# Task brief
From the first line to the last, copy the data exactly.
_ _ _ _
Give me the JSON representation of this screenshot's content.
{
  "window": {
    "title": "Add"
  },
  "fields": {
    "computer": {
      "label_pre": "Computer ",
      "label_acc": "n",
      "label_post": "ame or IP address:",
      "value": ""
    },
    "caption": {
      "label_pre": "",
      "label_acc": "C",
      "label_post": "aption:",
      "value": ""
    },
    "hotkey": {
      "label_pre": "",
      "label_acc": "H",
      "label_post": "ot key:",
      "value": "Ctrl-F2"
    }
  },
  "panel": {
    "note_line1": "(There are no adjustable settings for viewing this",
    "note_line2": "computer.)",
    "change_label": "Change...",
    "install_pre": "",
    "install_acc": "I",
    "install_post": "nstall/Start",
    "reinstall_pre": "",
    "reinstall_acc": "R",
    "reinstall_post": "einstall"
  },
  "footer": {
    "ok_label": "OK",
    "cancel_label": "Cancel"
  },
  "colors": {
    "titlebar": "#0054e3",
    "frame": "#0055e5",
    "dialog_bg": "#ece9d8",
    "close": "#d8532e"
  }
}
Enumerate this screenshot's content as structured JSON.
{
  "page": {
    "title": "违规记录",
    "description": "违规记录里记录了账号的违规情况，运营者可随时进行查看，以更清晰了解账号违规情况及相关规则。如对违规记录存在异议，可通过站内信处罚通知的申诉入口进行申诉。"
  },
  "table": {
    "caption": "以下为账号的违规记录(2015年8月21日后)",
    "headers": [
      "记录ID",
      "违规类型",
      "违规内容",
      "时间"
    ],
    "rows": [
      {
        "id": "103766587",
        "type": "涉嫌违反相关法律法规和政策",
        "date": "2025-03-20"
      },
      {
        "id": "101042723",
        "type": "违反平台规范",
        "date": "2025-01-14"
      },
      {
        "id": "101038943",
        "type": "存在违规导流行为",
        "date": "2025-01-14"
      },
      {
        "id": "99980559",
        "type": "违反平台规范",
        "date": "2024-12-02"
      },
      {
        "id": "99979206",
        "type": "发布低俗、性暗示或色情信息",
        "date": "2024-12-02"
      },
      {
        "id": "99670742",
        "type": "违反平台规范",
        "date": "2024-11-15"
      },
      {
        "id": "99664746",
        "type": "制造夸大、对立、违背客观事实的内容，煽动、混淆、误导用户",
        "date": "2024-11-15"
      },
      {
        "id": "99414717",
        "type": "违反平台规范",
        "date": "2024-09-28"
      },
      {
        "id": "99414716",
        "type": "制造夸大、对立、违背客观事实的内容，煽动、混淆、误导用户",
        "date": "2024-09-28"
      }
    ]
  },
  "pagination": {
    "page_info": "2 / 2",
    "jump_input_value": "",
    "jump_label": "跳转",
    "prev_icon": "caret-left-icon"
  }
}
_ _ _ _
# Expected answer
Give me the JSON representation of this screenshot's content.
{
  "window": {
    "title": "Add"
  },
  "fields": {
    "computer": {
      "label_pre": "Computer ",
      "label_acc": "n",
      "label_post": "ame or IP address:",
      "value": ""
    },
    "caption": {
      "label_pre": "",
      "label_acc": "C",
      "label_post": "aption:",
      "value": ""
    },
    "hotkey": {
      "label_pre": "",
      "label_acc": "H",
      "label_post": "ot key:",
      "value": "Ctrl-F2"
    }
  },
  "panel": {
    "note_line1": "(There are no adjustable settings for viewing this",
    "note_line2": "computer.)",
    "change_label": "Change...",
    "install_pre": "",
    "install_acc": "I",
    "install_post": "nstall/Start",
    "reinstall_pre": "",
    "reinstall_acc": "R",
    "reinstall_post": "einstall"
  },
  "footer": {
    "ok_label": "OK",
    "cancel_label": "Cancel"
  },
  "colors": {
    "titlebar": "#0054e3",
    "frame": "#0055e5",
    "dialog_bg": "#ece9d8",
    "close": "#d8532e"
  }
}
Enumerate this screenshot's content as structured JSON.
{
  "page": {
    "title": "违规记录",
    "description": "违规记录里记录了账号的违规情况，运营者可随时进行查看，以更清晰了解账号违规情况及相关规则。如对违规记录存在异议，可通过站内信处罚通知的申诉入口进行申诉。"
  },
  "table": {
    "caption": "以下为账号的违规记录(2015年8月21日后)",
    "headers": [
      "记录ID",
      "违规类型",
      "违规内容",
      "时间"
    ],
    "rows": [
      {
        "id": "103766587",
        "type": "涉嫌违反相关法律法规和政策",
        "date": "2025-03-20"
      },
      {
        "id": "101042723",
        "type": "违反平台规范",
        "date": "2025-01-14"
      },
      {
        "id": "101038943",
        "type": "存在违规导流行为",
        "date": "2025-01-14"
      },
      {
        "id": "99980559",
        "type": "违反平台规范",
        "date": "2024-12-02"
      },
      {
        "id": "99979206",
        "type": "发布低俗、性暗示或色情信息",
        "date": "2024-12-02"
      },
      {
        "id": "99670742",
        "type": "违反平台规范",
        "date": "2024-11-15"
      },
      {
        "id": "99664746",
        "type": "制造夸大、对立、违背客观事实的内容，煽动、混淆、误导用户",
        "date": "2024-11-15"
      },
      {
        "id": "99414717",
        "type": "违反平台规范",
        "date": "2024-09-28"
      },
      {
        "id": "99414716",
        "type": "制造夸大、对立、违背客观事实的内容，煽动、混淆、误导用户",
        "date": "2024-09-28"
      }
    ]
  },
  "pagination": {
    "page_info": "2 / 2",
    "jump_input_value": "",
    "jump_label": "跳转",
    "prev_icon": "caret-left-icon"
  }
}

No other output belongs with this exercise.